For BCTGM members who have dedicated their working lives to hard and physically demanding jobs, a defined benefit pension plan is key to the foundation for a financially secure and dignified retirement.
This is why the BCTGM places the highest priority on preserving and strengthening our members’ pensions. Whether it is the highly-respected multi-employer B&C Pension Fund, covering nearly 110,000 active and retired members and which has paid out more than $12.5 billion in benefits since its inception, or the many single employer plans covering BCTGM members across our industries, the BCTGM continues to be relentless in defending BCTGM members’ retirements.
A growing number of employers are waging a full-scale assault on the B&C Fund and BCTGM members’ benefits, seeking to walk away from their longstanding commitments and obligations to their employees, both active and retired. These attacks come on the heels of other significant challenges to our Fund and all multi-employer funds over the past several years.
The 2008 Great Recession, which was brought on by massive Wall Street and banking industry fraud, caused dramatic equity decreases for virtually every multi-employer Fund. For the B&C Fund, which is consistently ranked as one of the very best run Taft-Hartley Funds in the country, the 2008 financial crisis led to a market value decrease of 31 percent, nearly $2 billion.
Congress should’ve learned its lesson when it got rid of important oversight regulations of Wall Street which led to the 2008 Great Recession. Yet, today, the Republican-led Congress is attempting to gut the Dodd-Frank law which was put in place following the 2008 economic crisis to strengthen oversight and controls on Wall Street and protect against another economic catastrophe.
At the same time, Wall Street private equity companies have become a much larger presence in the economy. These predatory companies engage in a process of “strip and flip” whereby they buy a company, saddle it with debt to pay themselves huge dividends and fees, attempt to de-unionize the workforce, slash jobs, close plants and then sell the business for a profit, or abandon the investment and let it fall into bankruptcy.

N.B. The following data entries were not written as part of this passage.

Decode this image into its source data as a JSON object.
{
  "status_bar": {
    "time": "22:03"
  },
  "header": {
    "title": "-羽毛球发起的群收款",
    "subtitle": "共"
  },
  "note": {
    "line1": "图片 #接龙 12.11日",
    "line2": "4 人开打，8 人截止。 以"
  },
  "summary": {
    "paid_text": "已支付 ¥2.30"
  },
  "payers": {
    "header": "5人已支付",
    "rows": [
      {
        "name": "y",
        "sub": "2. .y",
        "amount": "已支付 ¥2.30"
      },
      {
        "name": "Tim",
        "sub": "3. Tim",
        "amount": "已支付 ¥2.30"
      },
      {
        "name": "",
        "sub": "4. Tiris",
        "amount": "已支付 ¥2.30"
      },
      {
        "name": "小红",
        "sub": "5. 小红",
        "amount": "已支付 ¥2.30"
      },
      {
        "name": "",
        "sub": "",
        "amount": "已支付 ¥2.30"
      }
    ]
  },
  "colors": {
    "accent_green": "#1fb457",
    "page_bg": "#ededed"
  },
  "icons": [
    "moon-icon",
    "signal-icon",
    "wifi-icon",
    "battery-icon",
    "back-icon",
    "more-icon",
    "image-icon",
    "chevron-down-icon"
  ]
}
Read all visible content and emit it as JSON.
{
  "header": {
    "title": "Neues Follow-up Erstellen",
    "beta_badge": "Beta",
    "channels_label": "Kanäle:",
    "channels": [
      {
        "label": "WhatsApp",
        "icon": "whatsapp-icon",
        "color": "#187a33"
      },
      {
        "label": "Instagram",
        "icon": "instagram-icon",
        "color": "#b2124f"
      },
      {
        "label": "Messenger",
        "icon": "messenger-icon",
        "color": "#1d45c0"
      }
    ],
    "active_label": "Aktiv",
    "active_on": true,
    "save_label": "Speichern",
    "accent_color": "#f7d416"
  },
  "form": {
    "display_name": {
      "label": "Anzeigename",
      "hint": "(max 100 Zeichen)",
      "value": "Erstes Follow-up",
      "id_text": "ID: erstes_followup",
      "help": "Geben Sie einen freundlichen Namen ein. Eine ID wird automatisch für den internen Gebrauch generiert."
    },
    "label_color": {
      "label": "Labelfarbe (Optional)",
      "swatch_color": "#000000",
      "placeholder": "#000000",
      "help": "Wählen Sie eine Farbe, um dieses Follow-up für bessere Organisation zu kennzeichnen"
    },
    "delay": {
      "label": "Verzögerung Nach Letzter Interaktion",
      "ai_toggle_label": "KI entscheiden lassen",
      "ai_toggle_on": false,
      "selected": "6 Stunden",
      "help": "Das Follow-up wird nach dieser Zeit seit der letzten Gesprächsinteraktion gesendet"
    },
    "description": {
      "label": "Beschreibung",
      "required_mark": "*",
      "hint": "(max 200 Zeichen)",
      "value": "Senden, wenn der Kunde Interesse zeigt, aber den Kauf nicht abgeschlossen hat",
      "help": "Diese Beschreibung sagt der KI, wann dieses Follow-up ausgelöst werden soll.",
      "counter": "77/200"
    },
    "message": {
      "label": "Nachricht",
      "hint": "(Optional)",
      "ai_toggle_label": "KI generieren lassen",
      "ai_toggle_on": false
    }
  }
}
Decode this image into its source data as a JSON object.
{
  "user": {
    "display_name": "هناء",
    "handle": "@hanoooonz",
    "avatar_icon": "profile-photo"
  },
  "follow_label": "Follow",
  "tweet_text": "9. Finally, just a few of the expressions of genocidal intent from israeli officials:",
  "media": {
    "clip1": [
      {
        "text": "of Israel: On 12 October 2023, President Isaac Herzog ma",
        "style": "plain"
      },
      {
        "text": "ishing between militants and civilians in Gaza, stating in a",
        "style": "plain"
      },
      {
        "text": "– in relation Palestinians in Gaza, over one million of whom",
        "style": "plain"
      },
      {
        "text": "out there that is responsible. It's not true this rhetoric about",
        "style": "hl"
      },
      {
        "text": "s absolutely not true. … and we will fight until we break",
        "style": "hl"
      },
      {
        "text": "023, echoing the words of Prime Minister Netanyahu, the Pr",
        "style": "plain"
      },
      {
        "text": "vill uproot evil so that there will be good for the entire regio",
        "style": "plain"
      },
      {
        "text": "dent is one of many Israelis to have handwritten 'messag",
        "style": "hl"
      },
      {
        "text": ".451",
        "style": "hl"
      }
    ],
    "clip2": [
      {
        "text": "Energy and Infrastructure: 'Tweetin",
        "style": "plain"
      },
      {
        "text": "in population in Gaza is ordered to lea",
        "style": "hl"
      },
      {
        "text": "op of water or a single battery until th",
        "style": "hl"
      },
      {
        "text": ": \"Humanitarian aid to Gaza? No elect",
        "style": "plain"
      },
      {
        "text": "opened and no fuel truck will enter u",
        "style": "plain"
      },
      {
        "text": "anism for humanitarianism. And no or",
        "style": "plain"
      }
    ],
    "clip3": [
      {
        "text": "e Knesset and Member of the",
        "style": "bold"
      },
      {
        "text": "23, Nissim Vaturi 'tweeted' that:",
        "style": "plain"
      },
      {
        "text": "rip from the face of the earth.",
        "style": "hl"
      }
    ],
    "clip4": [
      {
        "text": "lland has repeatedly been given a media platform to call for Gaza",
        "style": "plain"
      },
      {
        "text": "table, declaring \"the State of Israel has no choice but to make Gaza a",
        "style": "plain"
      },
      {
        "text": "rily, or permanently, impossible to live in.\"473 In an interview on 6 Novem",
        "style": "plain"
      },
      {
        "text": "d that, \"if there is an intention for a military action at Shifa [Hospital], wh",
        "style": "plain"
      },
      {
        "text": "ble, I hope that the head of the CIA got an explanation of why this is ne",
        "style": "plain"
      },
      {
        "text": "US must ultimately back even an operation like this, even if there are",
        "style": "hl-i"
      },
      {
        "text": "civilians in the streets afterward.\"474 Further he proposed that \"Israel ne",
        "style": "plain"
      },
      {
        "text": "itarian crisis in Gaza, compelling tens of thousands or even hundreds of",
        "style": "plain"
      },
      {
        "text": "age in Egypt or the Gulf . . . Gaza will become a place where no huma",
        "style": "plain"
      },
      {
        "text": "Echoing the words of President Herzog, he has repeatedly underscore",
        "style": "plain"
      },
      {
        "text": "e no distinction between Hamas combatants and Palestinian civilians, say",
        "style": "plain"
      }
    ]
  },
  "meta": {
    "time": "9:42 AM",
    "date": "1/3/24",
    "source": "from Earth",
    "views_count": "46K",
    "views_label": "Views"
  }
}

One of the most egregious examples of their predatory business model is the old Hostess Brands. After the company entered bankruptcy in 2004, the BCTGM worked to keep the company operating with a commitment of $110 million in contract concessions in return for company commitments to make investments in new plant equipment, technology upgrades, marketing and product development. The company emerged from bankruptcy in 2009 operated by a trio of Wall Street private equity companies. These new owners squandered the money from the workers’ concessions, didn’t make the necessary investments and thoroughly reneged on their commitments.
As the business was failing due to severe mismanagement and corporate greed, the owners stopped making their contractually-mandated pension contributions in August 2011, gave the executives raises of 300 percent and then entered bankruptcy and finally liquidation in 2012.
The bankruptcy laws then allowed the company to walk away from its pension obligations totaling almost $1 billion. This nearly $1 billion hole left by the Hostess withdrawal became the second severe blow to the Fund.
Had the federal bankruptcy laws demanded that the court put the interests of workers and retirees first instead of last, this $1 billion hole would have been filled before the banks and Wall Street profiteers got paid. But, because of the flawed bankruptcy laws, this was not the case and the Fund never received any compensation.
More and more corporate executives have turned the bankruptcy process into a cash cow for themselves and a weapon used to drastically reduce workers’ wages, pensions and health care.
Employer misuse of the bankruptcy process is facilitated by courts that have watered down the standards for employer rejection of collective bargaining agreements and termination of health care and pension benefits.
Through the travesty and human tragedy of the old Hostess Brands demise, the BCTGM knows all too well the devastating impact on lives and families brought about when corporate executives abuse the bankruptcy process.
The fight to defend BCTGM pensions is urgent and ongoing. Now, more than ever, retirees, together with union members in every BCTGM shop, must stand up and fight to help secure what this union has worked so hard to achieve over the course of many decades.
BCTGM members and retirees, stay tuned to this website and The BCTGM News for updates on how you can stay involved in this very important effort to defend your BCTGM pension.